BEGIN
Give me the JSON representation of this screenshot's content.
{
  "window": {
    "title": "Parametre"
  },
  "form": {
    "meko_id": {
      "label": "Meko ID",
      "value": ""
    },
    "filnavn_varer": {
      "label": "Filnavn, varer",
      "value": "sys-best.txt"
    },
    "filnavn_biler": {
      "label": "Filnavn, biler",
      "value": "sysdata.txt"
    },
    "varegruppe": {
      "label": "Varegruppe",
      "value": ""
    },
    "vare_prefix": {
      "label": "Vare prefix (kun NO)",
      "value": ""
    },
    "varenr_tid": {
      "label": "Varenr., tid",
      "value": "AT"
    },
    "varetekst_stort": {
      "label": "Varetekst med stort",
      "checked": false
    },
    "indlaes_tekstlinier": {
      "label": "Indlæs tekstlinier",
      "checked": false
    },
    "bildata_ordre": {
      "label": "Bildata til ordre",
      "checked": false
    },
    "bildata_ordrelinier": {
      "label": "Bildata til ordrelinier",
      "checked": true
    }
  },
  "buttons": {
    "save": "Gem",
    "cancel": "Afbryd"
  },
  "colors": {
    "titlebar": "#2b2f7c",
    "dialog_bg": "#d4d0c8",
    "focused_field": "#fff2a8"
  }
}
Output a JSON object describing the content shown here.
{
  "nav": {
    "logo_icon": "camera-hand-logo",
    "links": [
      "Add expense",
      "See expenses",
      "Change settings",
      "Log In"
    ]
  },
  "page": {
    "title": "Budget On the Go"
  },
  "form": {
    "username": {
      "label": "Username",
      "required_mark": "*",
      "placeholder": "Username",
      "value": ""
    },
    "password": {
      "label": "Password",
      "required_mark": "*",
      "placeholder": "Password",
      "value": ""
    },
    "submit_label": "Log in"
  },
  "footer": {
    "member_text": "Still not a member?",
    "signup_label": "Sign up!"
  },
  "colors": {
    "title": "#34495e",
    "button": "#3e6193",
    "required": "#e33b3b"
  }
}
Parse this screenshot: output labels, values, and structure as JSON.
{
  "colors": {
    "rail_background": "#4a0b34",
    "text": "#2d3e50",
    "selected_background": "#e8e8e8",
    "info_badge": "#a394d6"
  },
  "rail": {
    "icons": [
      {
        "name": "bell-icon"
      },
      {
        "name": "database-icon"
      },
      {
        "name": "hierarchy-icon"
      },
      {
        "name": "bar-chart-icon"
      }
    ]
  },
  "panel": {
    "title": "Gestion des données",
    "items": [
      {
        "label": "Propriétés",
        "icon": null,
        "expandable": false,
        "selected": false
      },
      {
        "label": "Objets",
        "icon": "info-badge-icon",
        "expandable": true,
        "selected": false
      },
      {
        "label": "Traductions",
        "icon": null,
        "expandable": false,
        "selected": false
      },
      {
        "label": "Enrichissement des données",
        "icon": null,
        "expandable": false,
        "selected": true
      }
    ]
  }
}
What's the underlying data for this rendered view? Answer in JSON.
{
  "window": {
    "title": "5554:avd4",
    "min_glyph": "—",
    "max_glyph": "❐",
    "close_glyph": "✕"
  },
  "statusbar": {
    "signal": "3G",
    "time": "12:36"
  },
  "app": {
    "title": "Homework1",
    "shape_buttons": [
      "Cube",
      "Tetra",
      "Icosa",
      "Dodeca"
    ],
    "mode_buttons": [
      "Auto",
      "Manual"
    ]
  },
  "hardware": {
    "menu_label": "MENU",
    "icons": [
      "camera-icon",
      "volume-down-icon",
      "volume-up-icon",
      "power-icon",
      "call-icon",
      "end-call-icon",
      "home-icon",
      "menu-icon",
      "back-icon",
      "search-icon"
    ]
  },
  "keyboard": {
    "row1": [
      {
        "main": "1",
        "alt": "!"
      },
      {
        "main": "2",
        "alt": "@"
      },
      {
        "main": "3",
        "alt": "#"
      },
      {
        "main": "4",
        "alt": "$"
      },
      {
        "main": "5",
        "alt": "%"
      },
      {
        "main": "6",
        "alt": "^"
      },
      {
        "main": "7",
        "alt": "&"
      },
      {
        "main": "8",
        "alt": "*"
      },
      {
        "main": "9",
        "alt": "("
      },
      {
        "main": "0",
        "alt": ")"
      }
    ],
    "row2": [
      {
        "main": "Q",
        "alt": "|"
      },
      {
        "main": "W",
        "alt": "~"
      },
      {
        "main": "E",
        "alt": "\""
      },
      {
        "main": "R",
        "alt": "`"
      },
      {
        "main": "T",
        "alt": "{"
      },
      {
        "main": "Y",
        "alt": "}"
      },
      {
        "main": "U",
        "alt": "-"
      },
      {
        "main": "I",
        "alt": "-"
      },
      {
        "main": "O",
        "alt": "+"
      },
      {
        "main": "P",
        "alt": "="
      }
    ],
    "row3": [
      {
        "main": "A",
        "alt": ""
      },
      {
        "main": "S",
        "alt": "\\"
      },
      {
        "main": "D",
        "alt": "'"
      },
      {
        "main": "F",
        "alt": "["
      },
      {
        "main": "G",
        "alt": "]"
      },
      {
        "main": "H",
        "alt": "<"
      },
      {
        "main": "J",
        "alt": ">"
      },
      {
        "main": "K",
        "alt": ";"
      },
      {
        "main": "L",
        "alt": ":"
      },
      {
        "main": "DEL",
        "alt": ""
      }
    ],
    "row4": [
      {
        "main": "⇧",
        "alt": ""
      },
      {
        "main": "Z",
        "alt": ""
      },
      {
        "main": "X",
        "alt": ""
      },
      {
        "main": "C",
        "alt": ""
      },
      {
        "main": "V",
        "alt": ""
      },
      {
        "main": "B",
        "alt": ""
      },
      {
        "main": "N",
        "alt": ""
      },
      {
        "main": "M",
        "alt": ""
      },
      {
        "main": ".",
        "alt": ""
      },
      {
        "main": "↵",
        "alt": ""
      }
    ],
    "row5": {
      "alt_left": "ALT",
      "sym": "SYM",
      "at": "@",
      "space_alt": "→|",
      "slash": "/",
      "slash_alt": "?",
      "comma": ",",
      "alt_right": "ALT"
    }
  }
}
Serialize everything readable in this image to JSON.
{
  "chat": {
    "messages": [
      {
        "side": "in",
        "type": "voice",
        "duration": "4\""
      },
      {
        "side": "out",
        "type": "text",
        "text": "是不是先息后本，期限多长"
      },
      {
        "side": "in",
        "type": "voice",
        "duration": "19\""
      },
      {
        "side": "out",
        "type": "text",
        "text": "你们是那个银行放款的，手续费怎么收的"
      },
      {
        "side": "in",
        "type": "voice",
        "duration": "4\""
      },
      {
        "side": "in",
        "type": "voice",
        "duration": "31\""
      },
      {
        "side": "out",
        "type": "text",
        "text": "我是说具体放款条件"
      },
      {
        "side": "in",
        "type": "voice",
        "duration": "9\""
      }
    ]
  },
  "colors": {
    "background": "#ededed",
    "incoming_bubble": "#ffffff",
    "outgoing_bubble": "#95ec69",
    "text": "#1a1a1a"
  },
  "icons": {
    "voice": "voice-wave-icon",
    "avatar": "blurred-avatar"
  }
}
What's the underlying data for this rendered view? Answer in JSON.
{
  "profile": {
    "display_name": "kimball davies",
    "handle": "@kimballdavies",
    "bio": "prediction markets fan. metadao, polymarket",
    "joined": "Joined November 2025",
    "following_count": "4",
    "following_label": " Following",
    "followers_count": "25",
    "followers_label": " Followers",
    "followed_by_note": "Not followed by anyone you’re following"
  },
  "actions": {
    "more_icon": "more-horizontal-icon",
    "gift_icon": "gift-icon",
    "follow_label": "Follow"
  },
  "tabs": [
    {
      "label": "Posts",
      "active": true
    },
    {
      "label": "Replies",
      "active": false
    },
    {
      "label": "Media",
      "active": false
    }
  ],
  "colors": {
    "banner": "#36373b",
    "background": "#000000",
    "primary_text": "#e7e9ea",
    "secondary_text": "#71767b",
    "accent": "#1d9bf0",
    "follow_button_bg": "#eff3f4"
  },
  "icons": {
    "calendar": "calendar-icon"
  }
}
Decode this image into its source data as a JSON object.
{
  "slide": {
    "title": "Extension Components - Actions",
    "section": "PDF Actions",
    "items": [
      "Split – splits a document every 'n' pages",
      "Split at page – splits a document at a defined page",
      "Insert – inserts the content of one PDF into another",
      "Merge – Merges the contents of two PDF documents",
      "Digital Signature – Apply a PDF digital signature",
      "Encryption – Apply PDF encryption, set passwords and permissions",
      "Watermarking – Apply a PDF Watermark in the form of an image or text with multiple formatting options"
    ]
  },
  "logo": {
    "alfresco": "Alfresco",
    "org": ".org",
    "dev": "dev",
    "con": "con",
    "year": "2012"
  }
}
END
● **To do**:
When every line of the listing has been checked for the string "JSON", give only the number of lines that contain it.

● **The answer**:
7